The Independent National Electoral Commission (INEC) has said the National Identity Number (NIN) is not a constitutional requirement for voter registration in the country.
Festus Okoye, INEC National Commissioner and Chairman of its Information and Voters’ Education Committee, said this in an interview on Monday.
Isa Pantami, Minister of Communications and Digital Economy, had at an event last week said the NIN is compulsory for voter registration among other things.
The minister quoted section 27 of the National Identity Management Commission (NIMC) Act as stating that benefitting from government services as a citizen without NIN is an offence punishable by imprisonment.
However, Okoye insisted that the NIMC act is at variance with the 1999 constitution (as amended), which does not stipulate NIN as a requirement for voter registration.

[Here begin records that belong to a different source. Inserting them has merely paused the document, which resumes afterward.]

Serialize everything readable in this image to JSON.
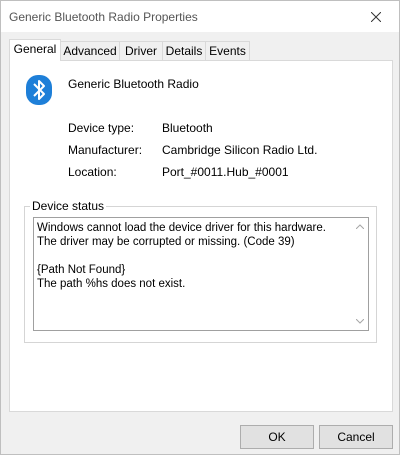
{
  "window": {
    "title": "Generic Bluetooth Radio Properties"
  },
  "tabs": [
    {
      "label": "General",
      "active": true
    },
    {
      "label": "Advanced",
      "active": false
    },
    {
      "label": "Driver",
      "active": false
    },
    {
      "label": "Details",
      "active": false
    },
    {
      "label": "Events",
      "active": false
    }
  ],
  "device": {
    "name": "Generic Bluetooth Radio",
    "icon": "bluetooth-icon"
  },
  "properties": [
    {
      "label": "Device type:",
      "value": "Bluetooth"
    },
    {
      "label": "Manufacturer:",
      "value": "Cambridge Silicon Radio Ltd."
    },
    {
      "label": "Location:",
      "value": "Port_#0011.Hub_#0001"
    }
  ],
  "device_status": {
    "legend": "Device status",
    "text": "Windows cannot load the device driver for this hardware. The driver may be corrupted or missing. (Code 39)\n\n{Path Not Found}\nThe path %hs does not exist."
  },
  "buttons": {
    "ok": "OK",
    "cancel": "Cancel"
  },
  "colors": {
    "bluetooth_blue": "#1e7fd8",
    "accent_border": "#0078d7"
  }
}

The INEC National Commissioner said the electoral body will continue to conduct its activities using the constitution as a guide as it “is a creation of the constitution”.
The commission “does not share its voters’ registration constitutional powers with any other organ or agency of government… and no organ of government is permitted to expand or constrict the powers of the commission relating to the registration of voters”, Okoye told TheCable.
“No organ of government or agency can impose additional registration criteria other than the ones set out in the law. No section of the constitution or the Electoral Act makes the possession of national identity number compulsory for voters’ registration,” Okoye told TheCable.
“The commission will not accede to any request or directive that will amount to the violation of the constitution and the law. The commission is a creation of the constitution and the law and must at all times maintain fidelity to the laws of the land.
“The constitution and the Electoral Act did not make the possession of a particular form of identification compulsory. The commission is not empowered to impose additional registration conditions other than those imposed by the constitution and the Electoral Act.”